Sir Michael Costa, the celebrated conductor of the 19th century, was holding a rehearsal. As the mighty chorus rang out, accompanied by scores of instruments, the piccolo player – a little pint-sized flute – thinking perhaps that his contribution would not be missed amid so much music, stopped playing. Suddenly, the great leader stopped and cried out, “Where is the piccolo?”

The sound of that one small instrument was necessary to the harmony, and the Master Conductor missed it when it dropped out. The point? To the conductor there are no insignificant instruments in an orchestra. Sometimes the smallest and seemingly least important one can make the greatest contribution. And even if it doesn’t seem to make that big a difference to the audience at large, THE CONDUCTOR KNOWS IT right away!

In the church, the players and the instruments are diverse – different sizes, different shapes, different notes, different roles to play. But like the piccolo player in Sir Michael’s orchestra, we often decide that our contribution is not significant. Our contribution couldn’t possibly make a difference. And so we quit playing. We stop doing that which we’ve been given to do. We drop out. But the Conductor immediately notices. From our perspective, our contribution may be small, but from His, it is crucial.
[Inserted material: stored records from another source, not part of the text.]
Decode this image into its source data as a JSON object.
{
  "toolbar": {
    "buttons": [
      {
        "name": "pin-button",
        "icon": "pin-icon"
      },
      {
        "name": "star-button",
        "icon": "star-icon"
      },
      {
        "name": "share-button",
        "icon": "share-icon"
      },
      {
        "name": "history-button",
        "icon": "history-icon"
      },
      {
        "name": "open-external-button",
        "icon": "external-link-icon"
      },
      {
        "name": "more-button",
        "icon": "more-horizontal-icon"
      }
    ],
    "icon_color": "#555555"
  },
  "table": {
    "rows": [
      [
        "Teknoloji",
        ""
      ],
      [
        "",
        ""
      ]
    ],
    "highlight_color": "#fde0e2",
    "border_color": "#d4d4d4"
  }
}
I just have to believe I’m talking to some piccolo players this morning, who have dropped out of the orchestra, for whatever reasons: pain, exhaustion, insecurity, criticism, laziness, or whatever… convinced that your contribution doesn’t mean a hill of beans in the bigger scheme of things. We have buried our talent in the ground. For all piccolos who won’t play, or at least aren’t playing, Jesus has something to say: Use the gifts that God has given you.

I don’t know when I spend hours on a sermon every week that it is going to make any difference at all in the life of anybody. But I do know that it is better to try than not to try. I don’t know that if a teacher makes an effort to reach out to a troubled student that it is going to make any difference in the long run, but I do know that it is better to try than not to try. When a person teaches a church school class or goes to the trouble of singing in the choir and having to show up for rehearsals, they have no guarantee whatsoever that their efforts will help make God more real to an individual. But I do know that it is better to try than not to try.

We are so used to looking at gigantic issues, such as racism and poverty and world hunger. We are stupefied by the enormity of such issues and say, “What’s the use? Anything that I could do would be so little that it would have the effect of an eyedropper compared to the ocean. Therefore, since I cannot resolve the whole issue, I will do nothing at all.”

May I remind you that when the Good Samaritan stopped to help a beaten victim on the Jericho Road that day, he did not resolve all of the social, political, and economic ills of first century Israel. But he did what he could. And that is the issue for us. Are we doing what we can, where we are, with what we have?

Let us take the time this month to consider our God-given gifts, to use them and to grow them for God’s glory. Amen.